Rock avalanches, sudden rock slope failures characterized by very rapid velocities, long runouts, and large volumes, pose some of the most dangerous and expensive geological hazards in mountainous regions. Although numerous mechanisms, including air pockets, fine powder along their base, and elevated pore fluid pressure, have been proposed to explain rock avalanches’ distinctive characteristics, the specific reasons for their “hypermobility” are still vigorously debated by scientists.
To improve our understanding of what causes these disasters, Wang et al. conducted a series of laboratory tests to examine the weakening mechanisms that contributed to the high-speed motion of the Yigong rock avalanche on the Tibetan Plateau in 2000. This event dislodged 110 million cubic meters of material, which traveled more than 10 kilometers in 10 minutes before reaching and damming the Yigong River. Two months later, when the river finally broke through the avalanche debris, it unleashed a devastating flood that killed 94 people and destroyed the homes of more than 2 million citizens.
Using a shear rotary apparatus, which rapidly rotates ring-shaped samples to simulate motion along a fault, the team varied the rate at which they applied shear stress to samples of soil obtained from the base of the Yigong rock avalanche and then analyzed each deformed sample’s features. The results indicate that elevated temperatures caused by frictional heating weakened the Yigong basal soil through the combined effects of two mechanisms: moisture fluidization, which both lubricates the sample and reduces the adhesion between its fine particles, and thermal pressurization, which causes friction-heated water to expand, further weakening the fault zone.
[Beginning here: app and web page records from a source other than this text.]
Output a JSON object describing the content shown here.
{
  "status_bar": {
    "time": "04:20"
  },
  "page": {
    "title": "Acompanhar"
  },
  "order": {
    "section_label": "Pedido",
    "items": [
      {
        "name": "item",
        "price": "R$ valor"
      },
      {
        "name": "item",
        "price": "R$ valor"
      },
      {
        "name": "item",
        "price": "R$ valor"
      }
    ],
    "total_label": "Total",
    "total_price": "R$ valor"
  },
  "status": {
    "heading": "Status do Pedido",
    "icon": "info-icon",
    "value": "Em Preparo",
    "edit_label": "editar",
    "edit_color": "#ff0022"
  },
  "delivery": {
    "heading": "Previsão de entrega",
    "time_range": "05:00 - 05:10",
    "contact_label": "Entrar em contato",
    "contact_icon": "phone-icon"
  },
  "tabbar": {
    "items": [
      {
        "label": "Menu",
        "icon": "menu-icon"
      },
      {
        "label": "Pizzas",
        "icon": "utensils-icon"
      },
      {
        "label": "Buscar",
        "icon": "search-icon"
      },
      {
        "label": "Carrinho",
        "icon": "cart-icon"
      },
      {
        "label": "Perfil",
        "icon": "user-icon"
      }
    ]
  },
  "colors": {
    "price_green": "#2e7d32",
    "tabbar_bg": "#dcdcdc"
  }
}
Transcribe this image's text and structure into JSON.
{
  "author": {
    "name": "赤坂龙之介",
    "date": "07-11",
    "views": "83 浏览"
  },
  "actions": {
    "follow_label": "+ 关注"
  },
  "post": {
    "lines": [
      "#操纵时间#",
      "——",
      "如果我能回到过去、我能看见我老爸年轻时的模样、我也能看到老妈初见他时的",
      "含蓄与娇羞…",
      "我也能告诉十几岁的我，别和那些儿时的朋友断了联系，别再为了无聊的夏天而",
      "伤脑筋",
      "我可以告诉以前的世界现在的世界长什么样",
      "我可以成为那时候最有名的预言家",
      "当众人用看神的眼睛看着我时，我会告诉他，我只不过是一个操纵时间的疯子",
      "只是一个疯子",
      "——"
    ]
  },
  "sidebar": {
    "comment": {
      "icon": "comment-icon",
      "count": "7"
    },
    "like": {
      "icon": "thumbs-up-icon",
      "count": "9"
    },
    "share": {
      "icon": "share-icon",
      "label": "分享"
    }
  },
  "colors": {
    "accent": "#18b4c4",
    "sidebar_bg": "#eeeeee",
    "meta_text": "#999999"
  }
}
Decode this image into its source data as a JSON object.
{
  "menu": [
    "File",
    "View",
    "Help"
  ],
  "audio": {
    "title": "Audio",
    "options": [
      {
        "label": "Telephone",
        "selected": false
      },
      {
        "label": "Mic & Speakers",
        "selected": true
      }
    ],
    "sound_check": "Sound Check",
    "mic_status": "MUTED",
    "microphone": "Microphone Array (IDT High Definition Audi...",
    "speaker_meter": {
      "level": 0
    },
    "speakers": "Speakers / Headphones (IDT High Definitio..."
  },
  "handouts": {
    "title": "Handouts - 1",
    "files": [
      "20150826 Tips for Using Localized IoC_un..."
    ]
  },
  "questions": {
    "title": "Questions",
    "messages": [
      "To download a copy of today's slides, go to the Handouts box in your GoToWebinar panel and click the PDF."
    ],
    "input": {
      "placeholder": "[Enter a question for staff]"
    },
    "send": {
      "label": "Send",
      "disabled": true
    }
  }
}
Although the generation of nanoparticles from particle fragmentation may also facilitate soil weakening, this mechanism did not play a key role in generating the Yigong rock avalanche, the team reports. The results have implications for researchers in many geologic disciplines, including landslide dynamics, earthquake mechanics, and risk assessment. (Journal Geophysical Research: Solid Earth, https://doi.org/10.1002/2016JB013624, 2017)
—Terri Cook, Freelance Writer